**Directions**
What lines below include the word "children"? Copy each one.

··· Data under study ···

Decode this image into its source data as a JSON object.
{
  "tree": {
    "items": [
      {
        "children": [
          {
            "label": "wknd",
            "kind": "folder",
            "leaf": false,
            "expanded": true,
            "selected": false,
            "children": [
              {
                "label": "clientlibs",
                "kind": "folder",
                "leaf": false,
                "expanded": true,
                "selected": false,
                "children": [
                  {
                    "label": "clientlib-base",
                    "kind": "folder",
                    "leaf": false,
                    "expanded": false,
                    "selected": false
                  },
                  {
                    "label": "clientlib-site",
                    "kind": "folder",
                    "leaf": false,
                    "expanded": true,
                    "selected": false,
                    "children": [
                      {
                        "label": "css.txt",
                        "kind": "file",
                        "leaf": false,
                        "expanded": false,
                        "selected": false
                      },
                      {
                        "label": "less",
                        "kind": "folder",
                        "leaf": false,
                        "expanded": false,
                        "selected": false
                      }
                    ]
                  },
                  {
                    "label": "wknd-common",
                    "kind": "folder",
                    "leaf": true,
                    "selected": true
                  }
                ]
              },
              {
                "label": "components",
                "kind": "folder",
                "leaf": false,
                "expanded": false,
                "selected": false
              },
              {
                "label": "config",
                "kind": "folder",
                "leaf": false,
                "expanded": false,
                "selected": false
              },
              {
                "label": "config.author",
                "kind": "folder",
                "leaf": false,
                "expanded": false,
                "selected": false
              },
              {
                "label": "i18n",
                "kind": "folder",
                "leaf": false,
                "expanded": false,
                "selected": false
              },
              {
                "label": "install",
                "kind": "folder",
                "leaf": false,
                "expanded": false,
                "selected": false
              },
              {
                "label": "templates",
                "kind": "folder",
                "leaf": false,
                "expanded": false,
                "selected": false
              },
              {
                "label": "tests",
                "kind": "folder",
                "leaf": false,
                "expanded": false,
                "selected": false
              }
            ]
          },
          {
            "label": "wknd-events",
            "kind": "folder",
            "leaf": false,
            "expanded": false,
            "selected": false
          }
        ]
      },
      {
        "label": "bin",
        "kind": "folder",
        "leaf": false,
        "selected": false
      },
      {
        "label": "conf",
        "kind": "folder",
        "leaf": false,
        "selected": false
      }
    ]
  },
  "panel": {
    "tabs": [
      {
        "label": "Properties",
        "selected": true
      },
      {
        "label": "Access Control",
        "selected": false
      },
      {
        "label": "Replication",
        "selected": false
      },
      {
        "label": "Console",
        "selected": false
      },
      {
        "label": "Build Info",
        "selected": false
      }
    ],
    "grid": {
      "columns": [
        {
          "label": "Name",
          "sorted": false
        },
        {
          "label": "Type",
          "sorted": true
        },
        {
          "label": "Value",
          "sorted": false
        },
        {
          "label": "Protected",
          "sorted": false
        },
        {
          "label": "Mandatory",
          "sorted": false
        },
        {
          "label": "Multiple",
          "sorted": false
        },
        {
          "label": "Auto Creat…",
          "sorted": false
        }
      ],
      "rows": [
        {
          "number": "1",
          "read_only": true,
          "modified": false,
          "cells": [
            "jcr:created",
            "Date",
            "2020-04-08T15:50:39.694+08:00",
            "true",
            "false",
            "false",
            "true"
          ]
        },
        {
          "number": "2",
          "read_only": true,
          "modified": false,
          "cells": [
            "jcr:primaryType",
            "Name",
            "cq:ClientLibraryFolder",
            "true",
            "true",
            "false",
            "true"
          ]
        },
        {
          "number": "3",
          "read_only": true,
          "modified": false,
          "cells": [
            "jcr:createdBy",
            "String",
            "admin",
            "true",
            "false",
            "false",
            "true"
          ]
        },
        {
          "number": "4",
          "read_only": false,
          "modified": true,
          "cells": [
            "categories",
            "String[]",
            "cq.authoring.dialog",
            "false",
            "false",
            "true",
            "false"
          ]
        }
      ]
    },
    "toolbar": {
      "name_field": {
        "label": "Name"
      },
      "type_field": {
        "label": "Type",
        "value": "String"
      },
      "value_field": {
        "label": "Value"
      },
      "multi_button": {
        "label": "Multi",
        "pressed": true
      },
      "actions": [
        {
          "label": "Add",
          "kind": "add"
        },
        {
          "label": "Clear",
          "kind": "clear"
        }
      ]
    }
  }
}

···

**Exercise solution**
        "children": [
            "children": [
                "children": [
                    "children": [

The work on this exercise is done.